The CaMMouflage Phase I trial is an open-label, multicenter, clinical trial designed to evaluate CB-011 in adults with relapsed or refractory multiple myeloma (r/r MM). Part A, a 3+3 dose-escalation design, will evaluate the safety and tolerability of CB-011 at multiple dose levels and will be utilized to determine the maximum tolerated dose and/or the recommended Phase II dose. Part B is the dose-expansion portion with the primary objective of determining tumor response after a single dose of CB-011. CaMMouflage will include patients who have had three or more prior lines of therapy and will exclude patients who have received a BCMA-targeted therapy within the last 3 months and/or any prior CAR T-cell therapy.


FDA Approval of Lymphatic Tracer for All Breast Cancer Staging Procedures

The Magtrace lymphatic tracer can now be used for all patients undergoing breast cancer surgery. It is the first tracer specifically designed to optimize the breast cancer staging procedure, sentinel lymph node biopsy. It helps surgeons determine if the tumor has spread beyond the breast by precisely identifying the first draining or sentinel lymph nodes in the armpit for further analysis.


Previously, the lymphatic tracer was approved for patients undergoing a mastectomy procedure. Since then, additional data submitted to the FDA has validated its use for all breast cancer patients. This now expands the treatment to all patients choosing breast-conserving surgery.


One of the greatest advantages of the lymphatic tracer over the current standard practice of using a radioactive tracer combination is that it is not limited by nuclear medicine supply chain issues. This means there is no need for hospitals to suffer delays to or cancellations of cancer patient surgeries.


"What originally drew me to [this product] were the huge benefits it could provide to our patients, including eliminating the pain of a radioactive injection and reducing unnecessary surgery. I truly believe that with this news, there is no reason why it shouldn't become the new standard of care for sentinel lymph node biopsy," said Michael Alvarado, MD, Professor of Surgery at UCSF. "This much-anticipated approval allows any surgeon, regardless of hospital setting, to offer their patients the best standard of treatment in breast cancer staging.

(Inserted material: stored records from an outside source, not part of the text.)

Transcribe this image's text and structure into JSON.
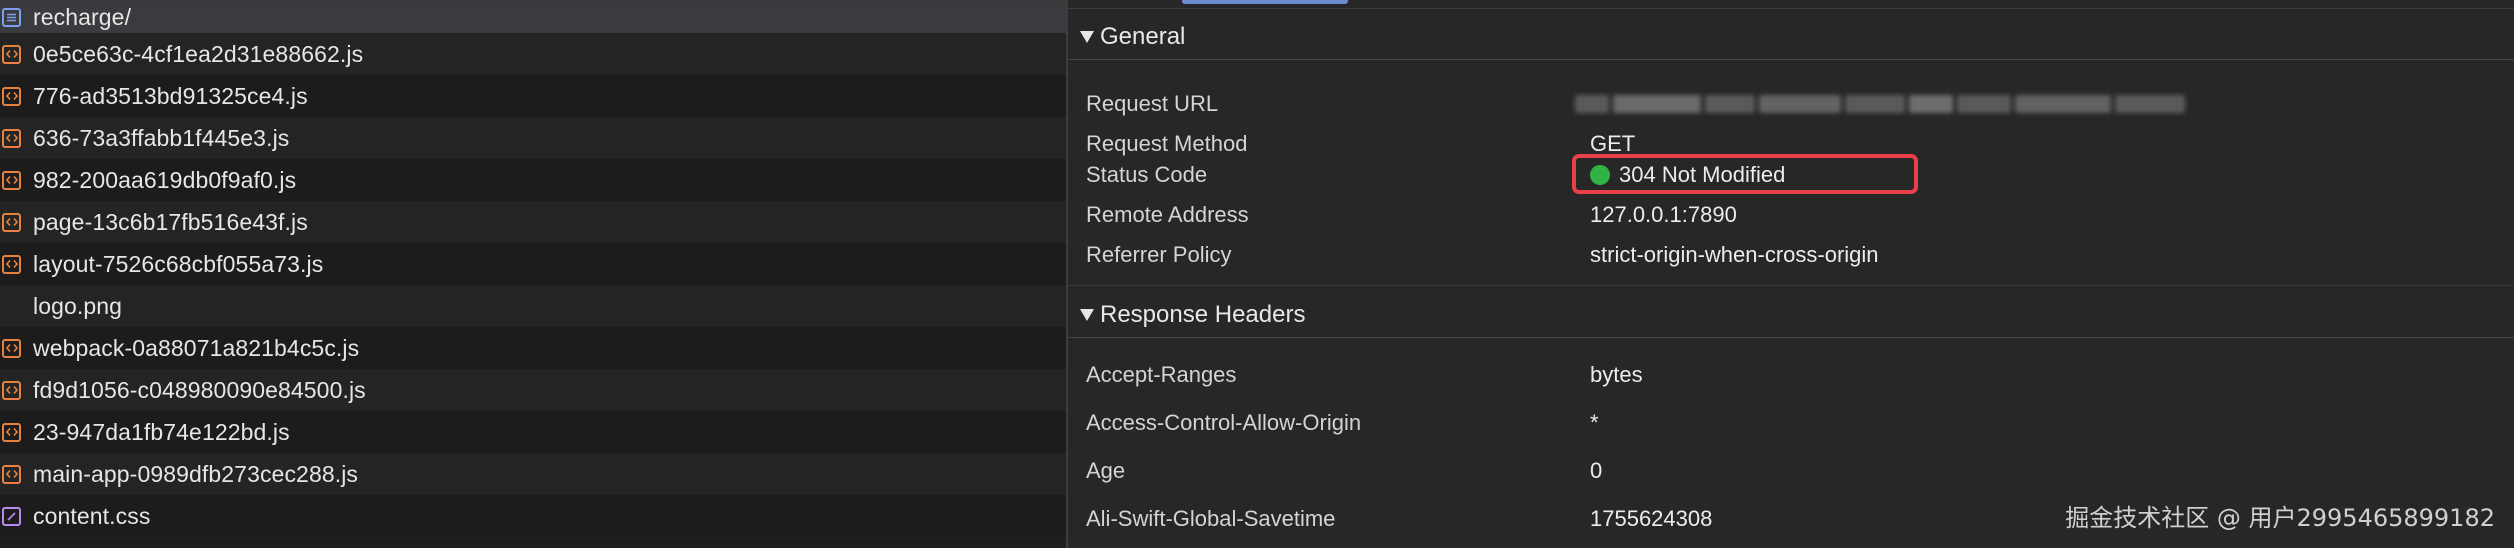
{
  "requests": [
    {
      "name": "recharge/",
      "type": "document"
    },
    {
      "name": "0e5ce63c-4cf1ea2d31e88662.js",
      "type": "script"
    },
    {
      "name": "776-ad3513bd91325ce4.js",
      "type": "script"
    },
    {
      "name": "636-73a3ffabb1f445e3.js",
      "type": "script"
    },
    {
      "name": "982-200aa619db0f9af0.js",
      "type": "script"
    },
    {
      "name": "page-13c6b17fb516e43f.js",
      "type": "script"
    },
    {
      "name": "layout-7526c68cbf055a73.js",
      "type": "script"
    },
    {
      "name": "logo.png",
      "type": "image"
    },
    {
      "name": "webpack-0a88071a821b4c5c.js",
      "type": "script"
    },
    {
      "name": "fd9d1056-c048980090e84500.js",
      "type": "script"
    },
    {
      "name": "23-947da1fb74e122bd.js",
      "type": "script"
    },
    {
      "name": "main-app-0989dfb273cec288.js",
      "type": "script"
    },
    {
      "name": "content.css",
      "type": "stylesheet"
    }
  ],
  "general": {
    "title": "General",
    "rows": [
      {
        "key": "Request URL",
        "value": ""
      },
      {
        "key": "Request Method",
        "value": "GET"
      },
      {
        "key": "Status Code",
        "value": "304 Not Modified"
      },
      {
        "key": "Remote Address",
        "value": "127.0.0.1:7890"
      },
      {
        "key": "Referrer Policy",
        "value": "strict-origin-when-cross-origin"
      }
    ]
  },
  "response_headers": {
    "title": "Response Headers",
    "rows": [
      {
        "key": "Accept-Ranges",
        "value": "bytes"
      },
      {
        "key": "Access-Control-Allow-Origin",
        "value": "*"
      },
      {
        "key": "Age",
        "value": "0"
      },
      {
        "key": "Ali-Swift-Global-Savetime",
        "value": "1755624308"
      }
    ]
  },
  "watermark": "掘金技术社区 @ 用户2995465899182",
  "colors": {
    "status_ok": "#2fb344",
    "highlight": "#e9404a",
    "script_icon": "#e8813f",
    "document_icon": "#7c9ff2",
    "stylesheet_icon": "#b889f0",
    "active_tab": "#6d8ccf"
  },
  "icons": {
    "document": "document-icon",
    "script": "script-icon",
    "stylesheet": "stylesheet-icon",
    "image": "image-icon"
  }
}
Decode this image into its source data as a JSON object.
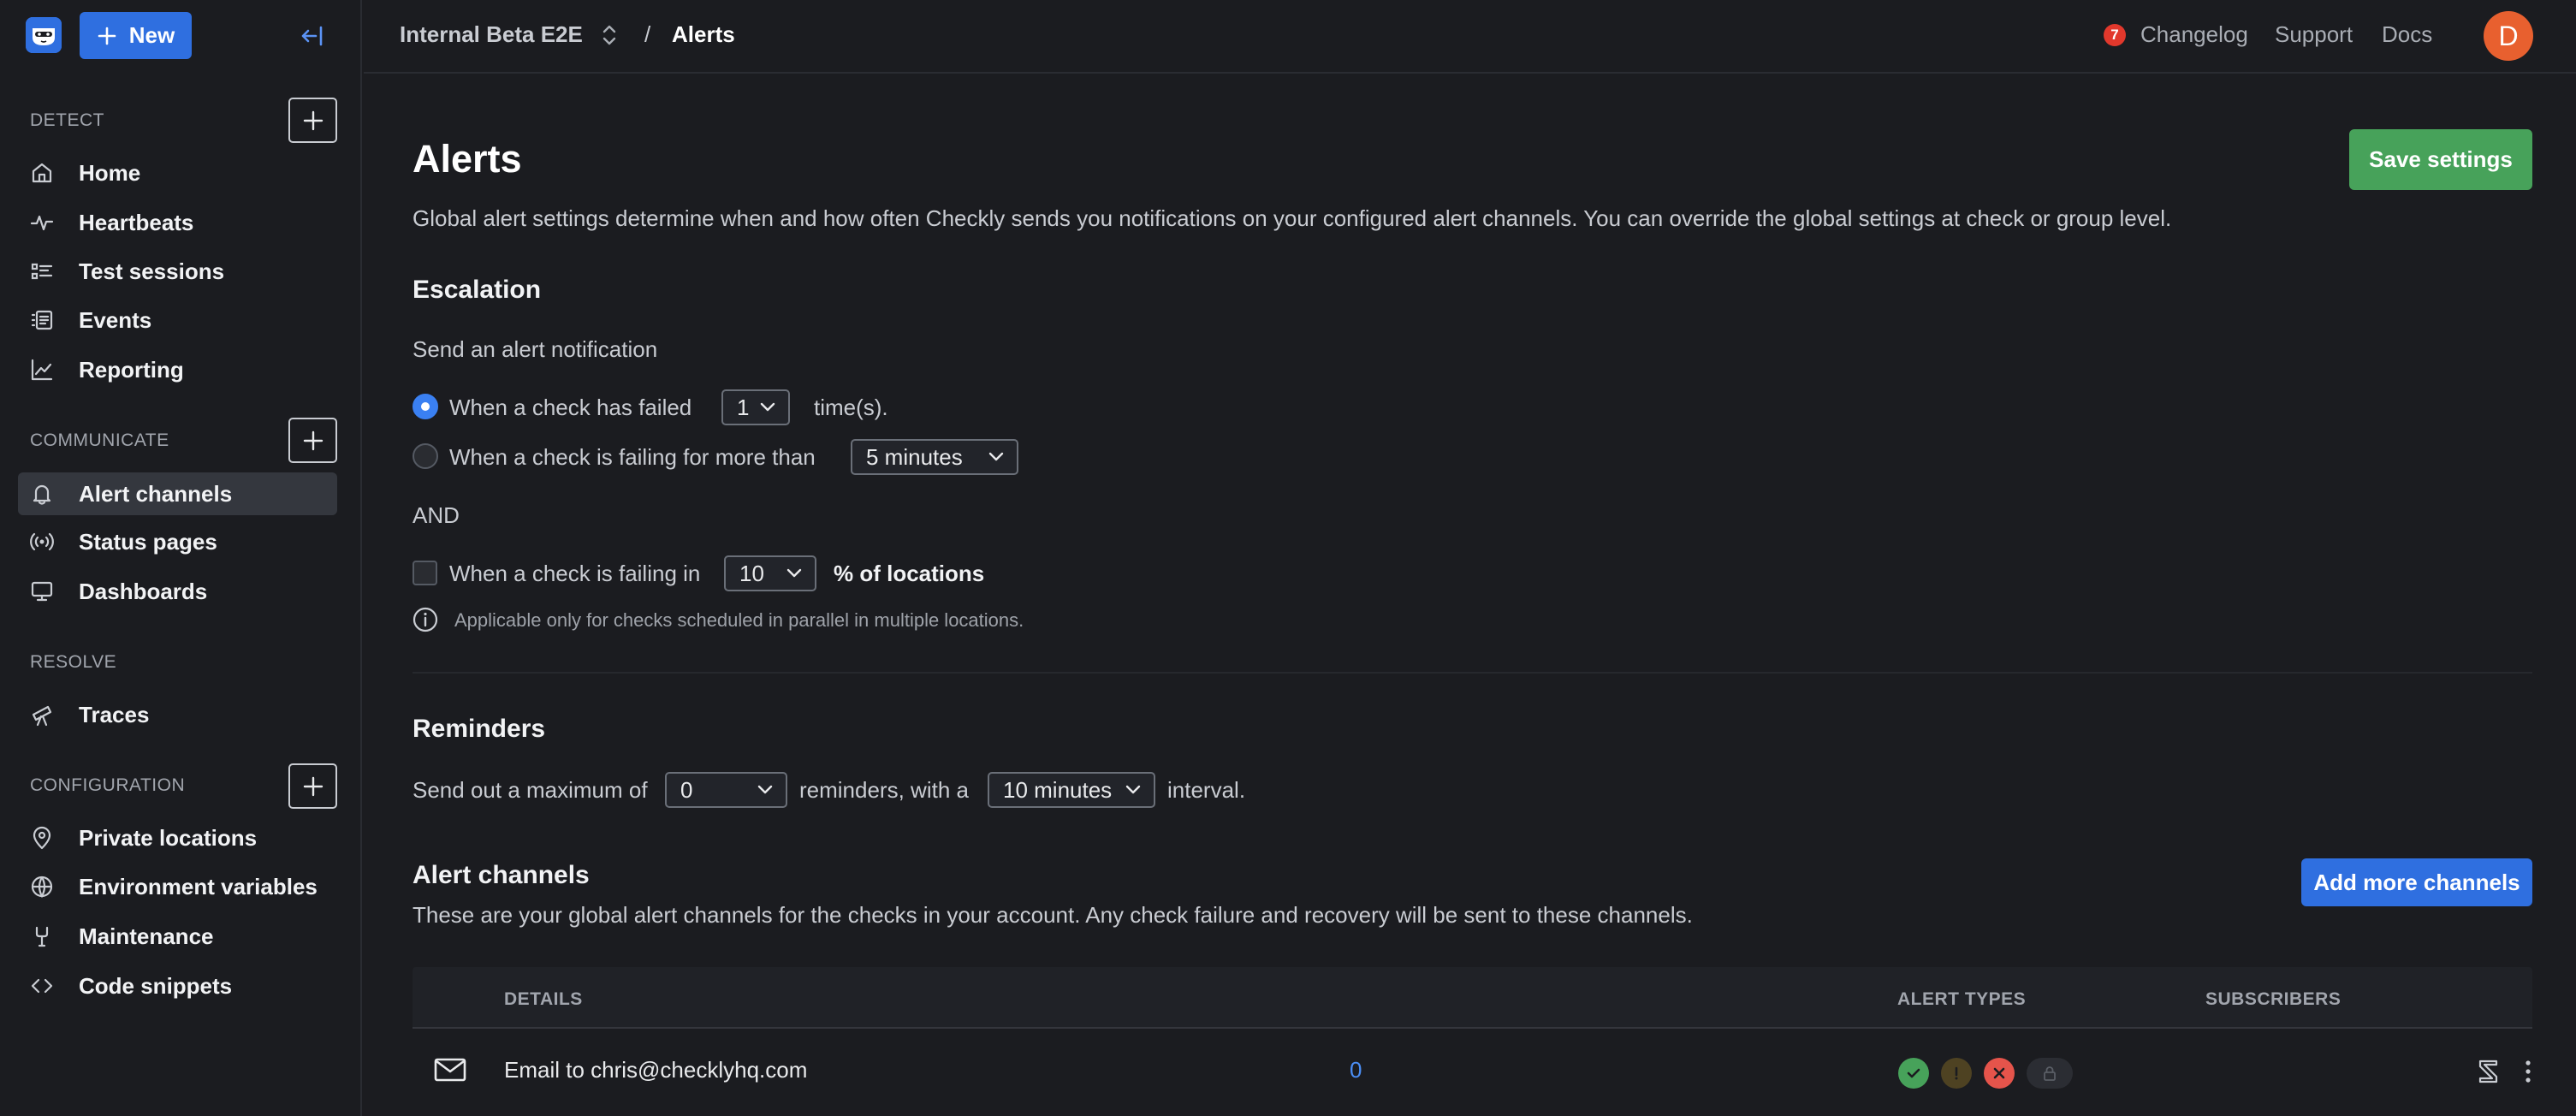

For the first time in the U.S., operating departments will not have to rely on nuclear medicine before they can operate on their patients."